This indispensable book features arcane and previously undocumented procedures for:
- Building your own GNU development toolchain
- Using an efficient embedded development framework
- Selecting, configuring, building, and installing a target-specific kernel
- Creating a complete target root filesystem
- Setting up, manipulating, and using solid-state storage devices
- Installing and configuring a bootloader for the target
- Cross-compiling a slew of utilities and packages
- Debugging your embedded system using a plethora of tools and techniques
Details are provided for various target architectures and hardware configurations, including a thorough review of Linux's support for embedded hardware.
All explanations rely on the use of open source and free software packages. By presenting how to build the operating system components from pristine sources and how to find more documentation or help, this book greatly simplifies the task of keeping complete control over one's embedded operating system, whether it be for technical or sound financial reasons.
Author Karim Yaghmour, a well-known designer and speaker who is responsible for the Linux Trace Toolkit, starts by discussing the strengths and weaknesses of Linux as an embedded operating system.
Licensing issues are included, followed by a discussion of the basics of building embedded Linux systems.

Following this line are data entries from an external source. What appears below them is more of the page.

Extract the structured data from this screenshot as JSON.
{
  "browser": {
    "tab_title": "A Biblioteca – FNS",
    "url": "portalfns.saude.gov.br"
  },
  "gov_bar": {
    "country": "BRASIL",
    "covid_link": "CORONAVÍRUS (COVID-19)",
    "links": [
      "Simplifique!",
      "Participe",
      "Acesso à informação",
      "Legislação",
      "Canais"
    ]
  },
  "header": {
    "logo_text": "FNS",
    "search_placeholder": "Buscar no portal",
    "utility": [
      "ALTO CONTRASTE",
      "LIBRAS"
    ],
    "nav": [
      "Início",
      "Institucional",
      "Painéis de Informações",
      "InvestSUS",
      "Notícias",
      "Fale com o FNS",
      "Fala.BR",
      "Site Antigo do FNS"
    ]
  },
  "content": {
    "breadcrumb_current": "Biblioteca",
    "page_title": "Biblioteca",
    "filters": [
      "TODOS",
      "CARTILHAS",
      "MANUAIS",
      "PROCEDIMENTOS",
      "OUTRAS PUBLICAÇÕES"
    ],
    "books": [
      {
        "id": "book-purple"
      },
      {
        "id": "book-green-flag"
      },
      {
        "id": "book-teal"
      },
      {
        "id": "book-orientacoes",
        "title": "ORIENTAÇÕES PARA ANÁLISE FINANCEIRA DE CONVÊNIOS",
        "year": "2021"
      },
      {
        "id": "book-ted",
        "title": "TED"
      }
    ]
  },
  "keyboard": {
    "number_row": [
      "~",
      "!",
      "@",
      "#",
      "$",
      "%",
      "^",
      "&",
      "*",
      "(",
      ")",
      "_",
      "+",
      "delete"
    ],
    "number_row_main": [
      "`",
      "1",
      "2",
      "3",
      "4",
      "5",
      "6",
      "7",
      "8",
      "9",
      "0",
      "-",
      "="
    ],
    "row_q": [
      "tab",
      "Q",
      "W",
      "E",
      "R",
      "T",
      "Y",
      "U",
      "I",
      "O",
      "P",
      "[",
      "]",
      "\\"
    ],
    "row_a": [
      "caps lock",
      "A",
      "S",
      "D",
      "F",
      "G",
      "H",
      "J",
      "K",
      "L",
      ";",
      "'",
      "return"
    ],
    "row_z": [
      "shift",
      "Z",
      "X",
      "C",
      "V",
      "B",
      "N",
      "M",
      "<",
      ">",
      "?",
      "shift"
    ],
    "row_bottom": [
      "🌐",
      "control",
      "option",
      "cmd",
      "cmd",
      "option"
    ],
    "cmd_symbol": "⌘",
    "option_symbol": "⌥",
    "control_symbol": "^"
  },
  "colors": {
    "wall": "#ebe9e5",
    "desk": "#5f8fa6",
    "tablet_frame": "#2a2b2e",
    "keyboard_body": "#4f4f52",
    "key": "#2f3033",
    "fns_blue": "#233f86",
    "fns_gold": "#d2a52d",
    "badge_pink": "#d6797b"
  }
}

The configuration, setup, and use of over forty different open source and free software packages commonly used in embedded Linux systems are also covered. uClibc, BusyBox, U-Boot, OpenSSH, thttpd, tftp, strace, and gdb are among the packages discussed.